The preschool mom knew Jack wasn't as severely affected as this other child, but she told me that if I ever needed someone to watch him, even on the spur of the moment, to call her.

I'd recently been dealing with the fact that a neighbor didn't want Jack in her house because he makes too much noise. At least, that's what she said. To have someone reach out to me with such a generous offer really helped assuage some of the annoyance and hurt I was feeling.

What kind words have you heard or given? What effect did they have? What keeps you from speaking kind words when you can?

Thursday, February 4, 2010

#29 Dealing with Ambiguity

Given the Lancet's recent retraction of Andrew Wakefield's article that started the whole MMR vaccines-cause-autism scare, I'm thinking again about how ambiguous the world of autism is. We don't have a good answer to a very important question: "What causes autism?" This sucks.

And of course without that answer, we have a tough time treating autism effectively. A treatment (whether it's biomedical or behavioral doesn't matter) seems to help one child but not another. A whole set of treatments helps one child but not another. For every so-called "recovered" child out there, there are uncounted numbers of children whose parents did the same treatments without the same happy results This sucks.

And of course without a clear protocol for treatment, two things happen. First, legitimate doctors and therapists promote treatments they genuinely believe might help. Their clinical work may turn up something useful...or not. That's clinical science. Second, snake-oil salesmen and unethical doctors who know their therapies don't work bleed families dry, drain retirement funds, and force some families into bankruptcy by selling false hope. This sucks, too.

And the fighting that results on message boards and in print between the different sides of the autism debates feeds on all this ambiguity, fostering factionalism, chaos, judgment, and hatred. Honest to goodness hatred. If you're a fan of biomedical/detox interventions, how many times have you rolled your eyes at someone promoting ABA? If you're a fan of behavioral therapies, how many times have you rolled your eyes at someone who is detoxing their autistic child using a special diet or chelation therapy? Come on, you know you have done this. Because without facts and good science and hard numbers, autism becomes more than a pervasive developmental disorder; it becomse a philosophy, or maybe a religion. It's about faith, not fact. And faith is a powerful thing.

There's a lot that sucks about all this. Unfortunately (like we need more unfortunate in this situation), we parents have to DO something to help our children. We have to make choices without good information, and we want to believe that the choices we make are right. There's too much at stake.

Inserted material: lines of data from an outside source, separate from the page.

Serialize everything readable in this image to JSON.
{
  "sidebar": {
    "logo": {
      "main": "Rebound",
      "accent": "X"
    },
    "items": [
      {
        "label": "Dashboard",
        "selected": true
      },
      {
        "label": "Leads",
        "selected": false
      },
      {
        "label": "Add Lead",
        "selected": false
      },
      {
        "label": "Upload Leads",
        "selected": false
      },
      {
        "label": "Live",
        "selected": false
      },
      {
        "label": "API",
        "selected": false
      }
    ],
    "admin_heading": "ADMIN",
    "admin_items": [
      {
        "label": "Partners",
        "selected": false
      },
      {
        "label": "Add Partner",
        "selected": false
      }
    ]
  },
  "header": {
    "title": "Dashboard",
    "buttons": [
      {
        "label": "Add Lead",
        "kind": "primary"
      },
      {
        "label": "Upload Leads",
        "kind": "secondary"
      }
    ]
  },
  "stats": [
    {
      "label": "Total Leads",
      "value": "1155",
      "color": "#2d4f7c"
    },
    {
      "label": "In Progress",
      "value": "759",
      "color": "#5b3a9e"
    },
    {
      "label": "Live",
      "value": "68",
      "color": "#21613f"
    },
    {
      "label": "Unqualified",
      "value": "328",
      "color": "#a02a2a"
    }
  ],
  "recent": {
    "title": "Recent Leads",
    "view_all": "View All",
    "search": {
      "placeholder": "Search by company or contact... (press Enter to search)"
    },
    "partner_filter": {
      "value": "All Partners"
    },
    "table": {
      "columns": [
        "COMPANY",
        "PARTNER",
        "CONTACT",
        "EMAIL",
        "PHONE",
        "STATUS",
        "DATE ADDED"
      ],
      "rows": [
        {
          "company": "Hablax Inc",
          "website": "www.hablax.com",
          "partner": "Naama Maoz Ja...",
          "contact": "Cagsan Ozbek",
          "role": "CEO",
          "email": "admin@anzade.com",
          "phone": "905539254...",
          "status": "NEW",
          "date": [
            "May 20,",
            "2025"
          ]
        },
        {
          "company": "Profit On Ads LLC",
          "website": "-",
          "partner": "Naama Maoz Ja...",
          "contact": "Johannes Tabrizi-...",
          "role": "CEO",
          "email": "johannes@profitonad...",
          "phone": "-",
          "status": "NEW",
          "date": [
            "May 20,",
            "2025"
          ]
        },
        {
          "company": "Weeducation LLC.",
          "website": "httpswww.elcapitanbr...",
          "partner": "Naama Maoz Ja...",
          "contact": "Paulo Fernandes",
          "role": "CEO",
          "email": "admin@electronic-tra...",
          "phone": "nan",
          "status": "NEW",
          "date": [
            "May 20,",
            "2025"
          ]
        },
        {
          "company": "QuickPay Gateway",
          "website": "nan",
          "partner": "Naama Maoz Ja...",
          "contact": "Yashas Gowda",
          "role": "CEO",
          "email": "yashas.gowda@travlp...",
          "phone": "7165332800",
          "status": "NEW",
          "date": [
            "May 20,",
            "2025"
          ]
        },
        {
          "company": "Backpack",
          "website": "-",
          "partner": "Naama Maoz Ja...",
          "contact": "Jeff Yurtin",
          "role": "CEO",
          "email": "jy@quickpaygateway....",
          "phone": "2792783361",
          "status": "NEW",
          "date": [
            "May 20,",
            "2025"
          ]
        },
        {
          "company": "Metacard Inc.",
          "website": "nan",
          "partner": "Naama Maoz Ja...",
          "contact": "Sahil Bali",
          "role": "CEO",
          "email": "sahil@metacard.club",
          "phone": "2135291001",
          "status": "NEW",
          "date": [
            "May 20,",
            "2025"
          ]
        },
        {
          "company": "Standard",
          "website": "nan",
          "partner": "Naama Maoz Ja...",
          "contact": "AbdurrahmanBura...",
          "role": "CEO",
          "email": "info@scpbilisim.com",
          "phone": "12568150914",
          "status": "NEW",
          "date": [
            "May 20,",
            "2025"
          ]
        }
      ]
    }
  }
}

Because George and I are both pretty mainstream in our medical thinking, we decided over three years ago to use more mainstream treatments: speech, physical, and occupational therapies, and our school district's TEACCH-based special education classes. We also took the child psychologist's advice and put Jack in activities and classes with typical kids. He goes to camp and VBS in the summer (with a helper to keep him focused). He has inclusion time every day at school. And he's making really good progress. All his teachers and therapists and his doctor are happy to see how far he's come. Since what we're doing seems to be working, we're quite logically sticking with it. But there's always that little voice that says, "What if we're missing something?"

I really hate that little voice.

I'm sure doctors and therapists and educators face the same dilemma in their own actions, and I appreciate them weighing in on this question as well.

How do you make choices in this profoundly ambiguous situation? How certain are you when you do something that it will work? How do you decide if it's working or not? How do you know it's time to stop and move on to something else? In short, how do you deal with the ambiguity surrounding autism?